We see him sitting by the river attempting to talk to his father who won't answer him which seems like a perfect set up for some sort of reveal or emotional moment later. But instead we are introduced to a new member of the trio, a teenage Cyclops by the name of Tyson (Douglas Smith) who apparently is Percy's half-brother. You would think that there would be a moment or two where the two discuss their father and/or try to communicate with him together, but no.
Tyson is just another excuse for comedy relief whenever Grover isn't around. He bumbles about, makes countless mistakes (and a few heroic gestures just to remind us he is a person too), but he never becomes a real character, someone that we get to know. By the end of the film, both Percy and Tyson have saved the day (spoiler?) but haven't grown as characters. Percy still can't contact his dad, Tyson is still a buffoon and nothing it seems has changed.
At least the film comes through on the adventure aspects of the story with a journey that takes Percy and his friends across both land and sea where they encounter all sorts of creatures and dangerous perils. If it isn't an old Civil War ship run by zombies inside a giant sea monster, it is a Cyclops living on an amusement park island who likes to eat anyone who comes after his Golden Fleece. Oh, and don't forget the mechanical bull that terrorizes Camp Half-Blood.
The film has no shortage of dazzling visual effects and it's central adventure moves along at a real nice pace. Introducing new characters (including a welcome appearance by Nathan Fillion as Hermes) and creatures at a break-neck pace (the three blind witches in the cab could have been left out though), the film rarely stops long enough for the audience to catch its breath, which is also somewhat of a failing as much as it is a positive.
That is the ultimate failing of this series in general. While there is nothing inherently wrong with it, the cast is fine, the Greek mythology is interesting and it has the requisite visual wizardry to enchant audiences, it's skewed much more to a younger audience than Potter which is a problem for its future potential. Adults and children alike were able to enjoy Harry Potter, adults for the more mature story telling and children for the fantasy aspect.
That isn't the case for Percy. His adventure to recover the Golden Fleece is surprisingly danger-free most of the time. Even when he is in peril, it never feels as though anyone or anything is truly in jeopardy. There are numerous moments in the film where main characters appear to be dying or are dead where it is revealed rather quickly that they are alright every single time that really deflates any would-be tension.

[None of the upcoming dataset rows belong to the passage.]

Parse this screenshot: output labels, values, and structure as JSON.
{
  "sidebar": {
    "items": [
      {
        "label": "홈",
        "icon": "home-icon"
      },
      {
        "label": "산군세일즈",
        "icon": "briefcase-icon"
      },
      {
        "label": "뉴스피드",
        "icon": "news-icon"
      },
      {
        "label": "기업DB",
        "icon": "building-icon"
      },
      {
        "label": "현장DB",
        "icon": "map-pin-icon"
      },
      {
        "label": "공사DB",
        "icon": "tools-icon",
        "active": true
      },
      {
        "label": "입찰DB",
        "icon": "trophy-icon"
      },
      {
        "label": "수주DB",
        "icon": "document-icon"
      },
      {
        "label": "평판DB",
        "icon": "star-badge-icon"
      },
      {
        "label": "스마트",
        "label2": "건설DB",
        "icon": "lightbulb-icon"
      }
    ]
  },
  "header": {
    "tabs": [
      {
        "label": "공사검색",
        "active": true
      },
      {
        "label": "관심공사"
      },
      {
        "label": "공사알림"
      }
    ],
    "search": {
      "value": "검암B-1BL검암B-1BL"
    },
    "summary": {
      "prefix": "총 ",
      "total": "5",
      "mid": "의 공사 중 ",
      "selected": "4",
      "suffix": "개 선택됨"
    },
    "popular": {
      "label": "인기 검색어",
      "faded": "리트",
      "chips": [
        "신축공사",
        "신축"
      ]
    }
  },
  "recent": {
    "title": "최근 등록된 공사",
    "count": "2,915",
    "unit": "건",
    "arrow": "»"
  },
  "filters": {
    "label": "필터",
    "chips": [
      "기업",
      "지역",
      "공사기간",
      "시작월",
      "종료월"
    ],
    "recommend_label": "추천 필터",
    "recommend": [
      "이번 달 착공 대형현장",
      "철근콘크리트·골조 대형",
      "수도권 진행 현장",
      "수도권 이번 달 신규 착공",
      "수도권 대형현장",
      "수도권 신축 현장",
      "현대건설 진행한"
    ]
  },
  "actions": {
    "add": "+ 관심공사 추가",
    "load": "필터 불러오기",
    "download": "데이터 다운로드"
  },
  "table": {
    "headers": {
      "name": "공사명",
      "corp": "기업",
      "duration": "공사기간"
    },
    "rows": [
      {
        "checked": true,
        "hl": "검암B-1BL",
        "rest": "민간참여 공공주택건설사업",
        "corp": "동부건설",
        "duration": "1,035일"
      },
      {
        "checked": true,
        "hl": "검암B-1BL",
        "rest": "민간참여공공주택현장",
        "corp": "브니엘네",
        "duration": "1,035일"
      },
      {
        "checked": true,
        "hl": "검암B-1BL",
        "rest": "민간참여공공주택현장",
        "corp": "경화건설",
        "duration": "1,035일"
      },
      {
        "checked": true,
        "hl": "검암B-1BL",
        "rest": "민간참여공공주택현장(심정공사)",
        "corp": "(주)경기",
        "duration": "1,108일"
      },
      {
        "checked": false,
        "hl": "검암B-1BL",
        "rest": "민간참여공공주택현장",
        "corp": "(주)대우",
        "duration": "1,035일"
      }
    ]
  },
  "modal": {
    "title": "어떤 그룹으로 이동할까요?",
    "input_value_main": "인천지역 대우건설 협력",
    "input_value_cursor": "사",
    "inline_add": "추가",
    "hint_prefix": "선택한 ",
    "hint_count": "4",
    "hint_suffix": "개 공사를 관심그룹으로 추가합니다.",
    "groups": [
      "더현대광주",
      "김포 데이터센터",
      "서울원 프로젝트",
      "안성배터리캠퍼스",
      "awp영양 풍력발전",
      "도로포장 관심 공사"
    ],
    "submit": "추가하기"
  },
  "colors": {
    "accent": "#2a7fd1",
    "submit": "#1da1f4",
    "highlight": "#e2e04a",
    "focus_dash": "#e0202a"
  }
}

In the end though, lack of interesting characters and plagiarism aside, Percy Jackson: Sea of Monsters is still a fun diversion for young adults looking for another teen fantasy adventure filled with creatures and lots of computer effects to remind you that you are having a good time. It is a better film than the first which admittedly isn't saying much, but perhaps if we were to get a third Percy Jackson film, it will continue this trend and be a better film than this one and provide the franchise's first legitimately good film.